ZAGREB (Reuters) - Around 600,000 people in the countries of former Yugoslavia buy tobacco products on the black market, hitting tax revenues by a combined 306.7 million euros ($335.3 million) a year, according to a survey published on Thursday.
The survey of 21,000 people by the Zagreb Economic Institute estimated smugglers and illegal sellers of tobacco make a total profit of around 200 million euros a year in Slovenia, Croatia, Bosnia, Serbia, Kosovo, Montenegro and Northern Macedonia.
The combined population of the countries is about 20 million.
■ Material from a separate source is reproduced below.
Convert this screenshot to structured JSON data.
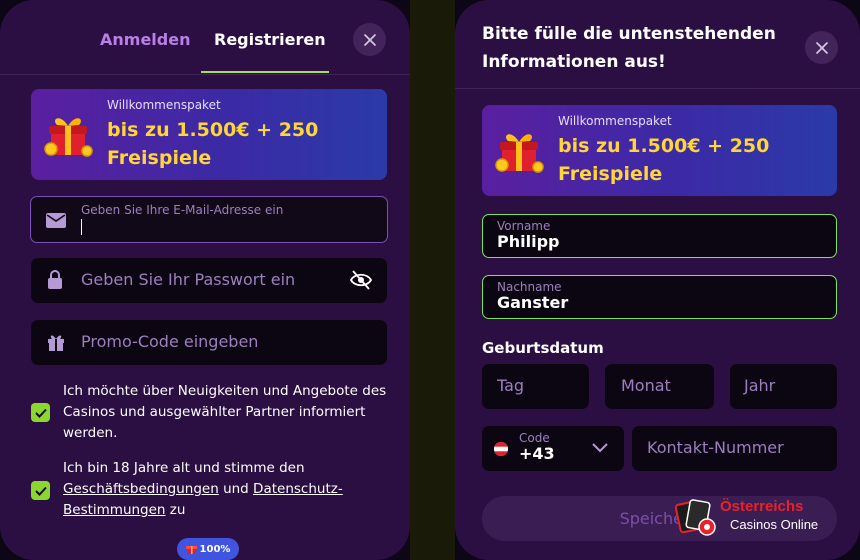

Purchases of black market tobacco are highest in Bosnia and Serbia, the survey showed.
“In the last ten years the losses in tax income were mostly felt in Bosnia and Montenegro where 9% and 6% of gross domestic product respectively were lost,” the institute said.
“Eight out of 10 smokers say they opt for the black market because of the lower prices. Two thirds of them say that higher living standards could make them stop buying cigarettes illegally,” it added.
Reporting by Igor Ilic; Editing by Mark Potter